The US’ dependence on lithium-ion batteries from Asia is continuing to surge despite calls by its president Joe Biden and the nation’s industry to end reliance on imported supply chains.
US imports of lithium-ion batteries, mainly from China, are rising as demand from electric vehicle, energy storage and consumer electronic manufacturers grows, according to a report by industry analysts S&P Global.
Lithium-ion battery imports reached 103,889 metric tons in the final three months of 2021 (a record quarter)— jumping 137% from a year earlier and 24% from the previous quarter, according to data from Panjiva, a business line within S&P Global Market Intelligence, a division of S&P Global.

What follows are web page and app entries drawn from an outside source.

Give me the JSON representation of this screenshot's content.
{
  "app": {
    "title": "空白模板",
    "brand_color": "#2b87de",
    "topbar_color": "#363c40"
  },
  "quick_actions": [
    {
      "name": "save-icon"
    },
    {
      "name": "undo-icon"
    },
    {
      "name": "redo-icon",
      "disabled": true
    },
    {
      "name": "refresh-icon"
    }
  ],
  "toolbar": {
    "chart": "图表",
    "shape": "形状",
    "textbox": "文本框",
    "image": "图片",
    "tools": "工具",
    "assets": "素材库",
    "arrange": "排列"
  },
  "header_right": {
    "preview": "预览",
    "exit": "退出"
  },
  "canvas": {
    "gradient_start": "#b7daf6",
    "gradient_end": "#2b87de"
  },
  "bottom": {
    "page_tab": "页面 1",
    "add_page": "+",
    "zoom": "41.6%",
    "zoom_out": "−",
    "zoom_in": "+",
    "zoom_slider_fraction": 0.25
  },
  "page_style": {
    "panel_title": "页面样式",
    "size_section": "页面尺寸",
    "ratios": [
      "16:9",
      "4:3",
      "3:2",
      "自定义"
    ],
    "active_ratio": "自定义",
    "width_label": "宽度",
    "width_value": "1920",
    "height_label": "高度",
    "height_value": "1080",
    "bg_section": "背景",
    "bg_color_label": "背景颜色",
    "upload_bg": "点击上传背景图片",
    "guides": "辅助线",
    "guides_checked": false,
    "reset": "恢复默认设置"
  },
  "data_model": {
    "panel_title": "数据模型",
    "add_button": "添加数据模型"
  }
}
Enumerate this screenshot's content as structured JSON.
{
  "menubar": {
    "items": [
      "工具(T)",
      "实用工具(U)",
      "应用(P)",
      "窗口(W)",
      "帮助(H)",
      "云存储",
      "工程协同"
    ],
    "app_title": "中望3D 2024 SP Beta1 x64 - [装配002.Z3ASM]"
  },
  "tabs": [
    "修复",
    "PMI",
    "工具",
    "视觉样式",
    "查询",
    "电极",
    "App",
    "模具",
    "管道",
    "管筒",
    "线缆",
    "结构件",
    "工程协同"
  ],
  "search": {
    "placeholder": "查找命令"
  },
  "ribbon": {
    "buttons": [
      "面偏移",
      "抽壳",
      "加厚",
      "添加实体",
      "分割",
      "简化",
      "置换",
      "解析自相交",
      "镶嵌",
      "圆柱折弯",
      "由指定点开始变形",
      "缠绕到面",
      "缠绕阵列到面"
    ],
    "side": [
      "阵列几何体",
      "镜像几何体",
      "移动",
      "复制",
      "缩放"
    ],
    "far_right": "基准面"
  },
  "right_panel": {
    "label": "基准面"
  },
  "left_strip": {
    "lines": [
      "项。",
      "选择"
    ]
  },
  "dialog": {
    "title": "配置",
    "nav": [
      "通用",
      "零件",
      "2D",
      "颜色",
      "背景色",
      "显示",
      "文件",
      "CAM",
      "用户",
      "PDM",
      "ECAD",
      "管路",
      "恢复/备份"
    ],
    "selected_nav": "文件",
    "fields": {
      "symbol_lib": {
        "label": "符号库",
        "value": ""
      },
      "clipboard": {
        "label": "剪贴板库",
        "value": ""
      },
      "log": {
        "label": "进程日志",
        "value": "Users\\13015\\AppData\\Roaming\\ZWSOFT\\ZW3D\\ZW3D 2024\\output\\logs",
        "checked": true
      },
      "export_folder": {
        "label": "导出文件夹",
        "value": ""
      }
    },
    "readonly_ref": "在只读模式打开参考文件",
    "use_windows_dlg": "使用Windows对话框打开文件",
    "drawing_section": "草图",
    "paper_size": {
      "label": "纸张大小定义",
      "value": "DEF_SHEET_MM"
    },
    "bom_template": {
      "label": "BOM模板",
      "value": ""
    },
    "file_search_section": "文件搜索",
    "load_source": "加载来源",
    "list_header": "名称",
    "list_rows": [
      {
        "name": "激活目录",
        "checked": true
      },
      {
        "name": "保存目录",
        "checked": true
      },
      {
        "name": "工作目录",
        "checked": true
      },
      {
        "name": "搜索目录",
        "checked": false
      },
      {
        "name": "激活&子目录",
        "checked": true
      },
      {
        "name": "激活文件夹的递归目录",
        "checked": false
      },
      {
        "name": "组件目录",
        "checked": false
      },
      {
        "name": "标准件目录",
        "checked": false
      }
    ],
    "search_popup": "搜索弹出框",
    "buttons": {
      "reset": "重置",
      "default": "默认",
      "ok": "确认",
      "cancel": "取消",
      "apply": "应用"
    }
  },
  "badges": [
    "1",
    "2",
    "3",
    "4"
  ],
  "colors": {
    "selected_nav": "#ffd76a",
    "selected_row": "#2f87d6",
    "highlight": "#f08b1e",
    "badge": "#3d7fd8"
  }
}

Overall, US battery imports more than doubled last year to 320,360 metric tons, from 158,687 metric tons in 2020, and jumped 272% since 2019, states the report.
The sixth consecutive increased quarter for imports is causing panic with the US lithium-ion industry as automakers and energy storage suppliers step up efforts to create a domestic alternative for battery materials and factories for finished cells and packs.
President Joe Biden said during a 22 February briefing regarding strengthening US battery and critical mineral supply chains that: “When it comes to clean energy, China has spent years cornering the market on many of the materials that power the technologies that we rely on.
“That’s why I committed us to build a clean energy supply chain stamped ‘”Made in America.'”
China dominating battery import trade
China accounted for 80% of US lithium-ion battery imports during Q4 of 2021— up more than 30% from the same period in 2020.
The report noted China had nearly quadrupled its shipments to the US; meanwhile, South Korea accounted for nearly 9% of US lithium-ion battery imports in Q$ 2021, while Japan made up 3.1% in the same period.
China’s expanding share of imports reflects its domination of the global supply chain— including Chinese battery maker Contemporary Amperex Technology becoming the world’s largest producer of lithium-ion batteries for electric vehicles, according to SNE Research.
Although, the fight for the number one spot is heating up, with South Korean firm LG Chem vying to usurp its rival.
According to industry analysts VC Elements, LG is the second biggest battery maker with around 25% market share, compared to CATL, which has a 32% market share; Japan’s Panasonic is third (14%) and China’s BYD is in fourth (7%) in the table of leading battery makers.
Last year, China’s lithium-ion battery output reached 324GWh, up 106% year on year, according to the Ministry of Industry and Information Technology.
Specifically, consumer lithium-ion battery output reached 72GWh, up 18% year on year.
Output of those used for power battery and energy storage stood at 220GWh (a 165% increase) and 32GWh (146% increase) year-on-year increase respectively, according to the Ministry.
Last year, the industry’s total production value exceeded 600 billion yuan— about $94.72 billion.
US building a battery industry
Last month, Hong Kong-headquartered graphite anode firm Graphex Technologies announced it would build and operate a 10,000 tonnes per year of coated spherical graphite battery anode manufacturing facility in the US through a joint venture with Michigan, US firm Emerald Energy Solutions.
Last December, Japanese vehicle OEM Toyota confirmed it would invest $3.4 billion into lithium-ion battery production in the US— beginning with a $1.29 billion investment into a battery plant to build automotive batteries in Greensboro, North Carolina.
Also last December, Tesla and South Korean firm SK Innovations called for a waiver on tariffs of 25% for graphite imported into the US from China, which were first introduced by the Office of the United States Trade Representative (USTR) in September 2018.
Last October, Ford Motor Company and SK Innovation announced plans to invest $11.4 billion in the US electric vehicle and battery sector— including three dedicated battery plants with a combined 129GWh capacity in the US states of Kentucky and Tennessee.
In May, 2021, Systems Sunlight, a member of Greece consortium Olympia Group, launched a subsidiary to run a 2GWh assembly hub for lithium-ion and lead batteries within the US following a $10 million investment.
Lead batteries show the way
Reacting to a State of the Union address on 1 March, Battery Council International (BCI) said the US lead battery manufacturing and recycling industry was ready to meet the challenges.
Roger Miksad, executive vice president at BCI, said: “We agree – let’s make it in America. In fact, we already do.
“President Biden called for an end to relying on foreign supply chains, and we are proud of our existing domestic infrastructure that meets more than 90% of the domestic lead battery demand.
“The president also said that products should be ‘made in America from beginning to end,’ and that’s the description of sustainable lead batteries. Our closed loop manufacturing system means we collect more than 130 million used batteries each year and recycle them to make new batteries, resulting in a typical new battery that contains 80% recycled material.
“While others may be just beginning to reduce reliance on imports, we are ready to meet the president’s call today.
“And through continued investment in R&D and agreements with the U.S. National Laboratories system, we are actively pursuing next gen battery technology and energy storage to meet the needs of tomorrow.
“These battery innovations are being developed by U.S companies and will be built by U.S. workers in communities across the nation.”